Quality statement 2: Referral for children with delayed motor milestones

Quality statement

Children with delayed motor milestones are referred to a child development service.

Rationale

The diagnosis of cerebral palsy is typically based on observations and parental reports on the attainment and quality of motor milestones. Referral to a child development service will enable early diagnosis of cerebral palsy, guide interventions, inform prognosis and let family members know what to expect.

Quality measures

Structure

Evidence of local arrangements to provide child development services for children with delayed motor milestones.

Data source: Local data collection, for example, service protocols.

Process

Proportion of children with delayed motor milestones who are referred to a child development service.

Numerator – the number in the denominator who are referred to a child development service.

Denominator – the number of children with delayed motor milestones.

Data source: Local data collection, such as the Royal College of Paediatrics and Child Health personal child health record ('red book').

Outcome
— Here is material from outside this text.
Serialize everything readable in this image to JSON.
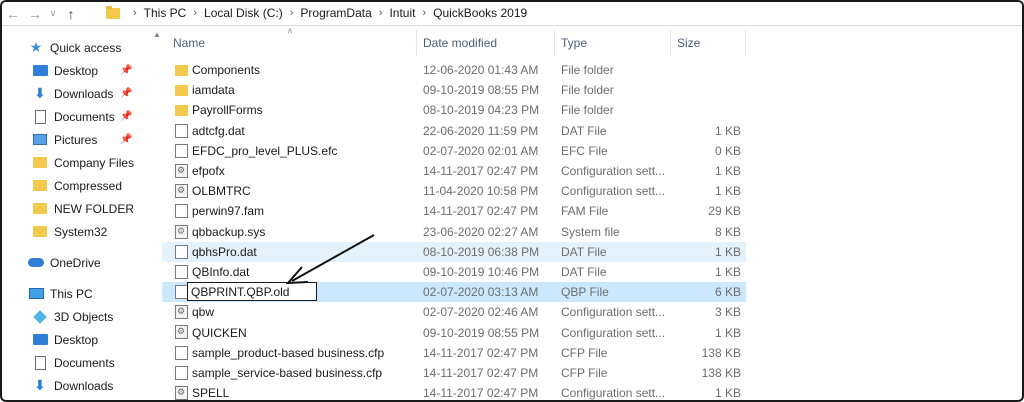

Number of children and young people with cerebral palsy who were diagnosed by age 2 years.

Data source: Local data collection.

What the quality statement means for different audiences

Service providers (such as primary care services) ensure that they provide healthcare professionals with training to enable them to identify delayed motor milestones in children.

Healthcare professionals (such as GPs, practice nurses and health visitors) are aware of motor milestones in children and refer children with delayed motor milestones to a child development service for multidisciplinary assessment.

Commissioners (such as clinical commissioning groups and local authorities) ensure that child development services are available to provide an assessment of motor milestones to help early diagnosis and intervention in children with delayed motor milestones.

Children with unusual signs that suggest possible cerebral palsy are referred to a specialist team at the local child development service for more checks to find out whether they have cerebral palsy. Examples of unusual signs are not sitting by 8 months, not walking by 18 months, or using one hand more than the other before 12 months.

Source guidance

Cerebral palsy in under 25s: assessment and management (2017) NICE guideline NG62, recommendation 1.3.6

Definitions of terms used in this quality statement

Delayed motor milestones

The following are the most common delayed motor milestones in children with cerebral palsy:

  • not sitting by 8 months (corrected for gestational age)

  • not walking by 18 months (corrected for gestational age)

  • early asymmetry of hand function (hand preference) before 1 year (corrected for gestational age).

[NICE's guideline on cerebral palsy in under 25s, recommendation 1.3.5]

Child development service

A service that offers multidisciplinary assessment for children and that:

  • provides the following expertise, as appropriate, though a local network of care:

    • paediatric or adult medicine

    • nursing care

    • physiotherapy

    • occupational therapy

    • speech and language therapy

    • dietetics

    • psychology

  • can enable access to other services within their local or regional network as appropriate, including:

    • paediatric or adult neurodisability, neurology, neurorehabilitation, respiratory, gastroenterology and surgical specialist care

    • orthopaedics

    • orthotics and rehabilitation services

    • social care

    • visual and hearing specialist services

    • teaching support for preschool and school-age children, including portage (home teaching services for preschool children).

[Adapted from NICE's guideline on cerebral palsy in under 25s, recommendation 1.5.3]